> _What is expected_
Please list all lines of the material below in which the string "level" occurs.

> _The data_

◆ ◆ ◆ ◆ ◆

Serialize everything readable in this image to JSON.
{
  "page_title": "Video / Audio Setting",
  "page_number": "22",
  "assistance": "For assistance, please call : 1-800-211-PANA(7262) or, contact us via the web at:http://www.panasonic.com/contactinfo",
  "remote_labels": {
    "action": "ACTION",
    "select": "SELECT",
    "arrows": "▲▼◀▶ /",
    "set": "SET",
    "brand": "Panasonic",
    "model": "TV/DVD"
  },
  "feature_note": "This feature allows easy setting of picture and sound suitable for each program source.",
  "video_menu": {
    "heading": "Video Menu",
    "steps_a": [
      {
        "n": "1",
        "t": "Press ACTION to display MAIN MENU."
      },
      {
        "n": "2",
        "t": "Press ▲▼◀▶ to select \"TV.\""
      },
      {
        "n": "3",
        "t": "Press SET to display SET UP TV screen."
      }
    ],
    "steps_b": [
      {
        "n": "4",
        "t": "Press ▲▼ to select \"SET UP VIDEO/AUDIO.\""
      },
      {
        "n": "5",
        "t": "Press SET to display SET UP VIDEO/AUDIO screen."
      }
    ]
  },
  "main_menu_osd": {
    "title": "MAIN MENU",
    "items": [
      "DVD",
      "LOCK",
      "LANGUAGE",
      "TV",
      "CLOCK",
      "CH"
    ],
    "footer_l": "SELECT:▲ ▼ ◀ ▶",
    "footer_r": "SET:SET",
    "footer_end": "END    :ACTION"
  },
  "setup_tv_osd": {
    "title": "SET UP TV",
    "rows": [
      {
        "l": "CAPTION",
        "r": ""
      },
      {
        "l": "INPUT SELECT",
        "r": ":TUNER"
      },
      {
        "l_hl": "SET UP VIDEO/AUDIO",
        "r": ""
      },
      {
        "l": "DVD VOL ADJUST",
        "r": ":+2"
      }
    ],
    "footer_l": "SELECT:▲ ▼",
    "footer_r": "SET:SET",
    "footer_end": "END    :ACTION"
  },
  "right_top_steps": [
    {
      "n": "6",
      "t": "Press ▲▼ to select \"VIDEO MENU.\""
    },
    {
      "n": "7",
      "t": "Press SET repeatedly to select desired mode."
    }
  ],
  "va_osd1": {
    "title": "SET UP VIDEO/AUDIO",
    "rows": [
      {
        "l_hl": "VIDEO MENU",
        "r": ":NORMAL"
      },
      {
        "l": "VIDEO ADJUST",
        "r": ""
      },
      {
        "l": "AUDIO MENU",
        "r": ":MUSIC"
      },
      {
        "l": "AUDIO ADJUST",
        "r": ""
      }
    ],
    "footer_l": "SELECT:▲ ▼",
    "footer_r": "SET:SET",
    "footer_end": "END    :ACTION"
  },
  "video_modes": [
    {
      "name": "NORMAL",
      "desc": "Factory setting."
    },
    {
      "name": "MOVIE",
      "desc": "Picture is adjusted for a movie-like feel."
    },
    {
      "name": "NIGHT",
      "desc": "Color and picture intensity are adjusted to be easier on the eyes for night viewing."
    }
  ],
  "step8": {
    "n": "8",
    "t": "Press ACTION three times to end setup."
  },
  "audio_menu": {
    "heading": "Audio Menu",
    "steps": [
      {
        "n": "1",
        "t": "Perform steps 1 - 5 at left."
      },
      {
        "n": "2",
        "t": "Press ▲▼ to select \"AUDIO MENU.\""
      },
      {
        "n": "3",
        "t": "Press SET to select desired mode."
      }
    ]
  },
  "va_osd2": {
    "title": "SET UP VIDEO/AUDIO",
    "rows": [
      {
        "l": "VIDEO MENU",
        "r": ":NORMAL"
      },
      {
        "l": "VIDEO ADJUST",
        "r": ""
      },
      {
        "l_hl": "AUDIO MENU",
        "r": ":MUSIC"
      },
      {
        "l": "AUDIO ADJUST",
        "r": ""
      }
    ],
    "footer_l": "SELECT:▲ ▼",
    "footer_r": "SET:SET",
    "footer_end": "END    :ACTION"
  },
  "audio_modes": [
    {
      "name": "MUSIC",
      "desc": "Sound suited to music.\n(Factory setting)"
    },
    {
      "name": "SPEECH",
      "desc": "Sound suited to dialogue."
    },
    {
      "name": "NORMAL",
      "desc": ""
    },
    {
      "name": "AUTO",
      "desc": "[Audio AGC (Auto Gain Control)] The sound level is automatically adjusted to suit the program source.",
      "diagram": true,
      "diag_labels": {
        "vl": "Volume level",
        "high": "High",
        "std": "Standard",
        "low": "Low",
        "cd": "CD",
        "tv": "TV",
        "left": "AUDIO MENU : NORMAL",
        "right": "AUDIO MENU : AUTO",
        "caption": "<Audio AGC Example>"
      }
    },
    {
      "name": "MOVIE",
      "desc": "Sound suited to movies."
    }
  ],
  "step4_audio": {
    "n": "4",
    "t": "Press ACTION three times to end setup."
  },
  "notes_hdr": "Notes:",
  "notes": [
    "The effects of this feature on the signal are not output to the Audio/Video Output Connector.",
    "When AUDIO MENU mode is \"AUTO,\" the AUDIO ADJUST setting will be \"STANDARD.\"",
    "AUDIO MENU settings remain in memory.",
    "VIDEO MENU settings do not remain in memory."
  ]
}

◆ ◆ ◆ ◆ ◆

> _Exercise answer_
      "desc": "[Audio AGC (Auto Gain Control)] The sound level is automatically adjusted to suit the program source.",
        "vl": "Volume level",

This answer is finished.